At that luncheon, Ann Romney also complains about the media treatment of her husband. “All of us in this room know the media loves Barack Obama. They don’t want anyone who has a chance of defeating him,” she says.
Speaking openly about how it was “getting harder and harder to be cheerful,” she laughingly says, “I am so mad at the press [that] I could just strangle them! And, you know, I think I’ve decided there are going to be some people invited on the bus and some people just aren’t going to be invited on the bus.”
Ann Romney isn’t the only one unhappy about the coverage. Karl Kamena, a Romney supporter from Midland, Michigan, thinks the media is unfairly focusing on Romney’s position changes. “This whole flip-flop thing just absolutely drives me crazy,” he says. “Because if you look at Romney, as I think I have, there hasn’t been a lot of flip-flop-flip.” In other words, Romney has only changed his position once — something, Kamena notes, adults often do as they mature.
“There was a time when I said abortion, that’s not my thing. I didn’t really care about abortion. Well, over the last ten or fifteen years, I came to care about abortion. But when I was in my thirties, I said that’s not my issue, that’s somebody else’s issue,” Kamena says. “That’s basically what I see Governor Romney having done.”

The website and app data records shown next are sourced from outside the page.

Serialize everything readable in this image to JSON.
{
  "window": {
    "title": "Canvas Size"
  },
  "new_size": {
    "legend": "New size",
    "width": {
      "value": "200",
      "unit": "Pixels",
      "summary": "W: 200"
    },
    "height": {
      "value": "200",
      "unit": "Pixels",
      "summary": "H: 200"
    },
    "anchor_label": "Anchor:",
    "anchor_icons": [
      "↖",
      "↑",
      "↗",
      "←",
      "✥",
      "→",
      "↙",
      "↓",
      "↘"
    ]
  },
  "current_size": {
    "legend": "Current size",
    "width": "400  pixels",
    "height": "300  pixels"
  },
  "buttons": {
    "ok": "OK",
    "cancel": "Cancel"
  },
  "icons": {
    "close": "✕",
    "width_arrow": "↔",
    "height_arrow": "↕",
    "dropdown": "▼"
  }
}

The campaign is optimistic that Tuesday will bring a win. “We feel the wind at our back going into Tuesday, so I think it’s going to be a good night,” predicts Romney deputy campaign manager Katie Gage. She dismisses the possibility that Romney could win the popular vote in Michigan, but lose the delegate count. (The paradox is the result of Michigan’s system, in which delegates are awarded at the congressional district level.) “I think we’re going to have a good night on both fronts,” she says.
Schuette, meanwhile, points to Romney’s resilience. “I think Mitt Romney’s like my Timex watch,” he says. “He takes a licking and keeps on ticking.”
— Katrina Trinko is an NRO reporter.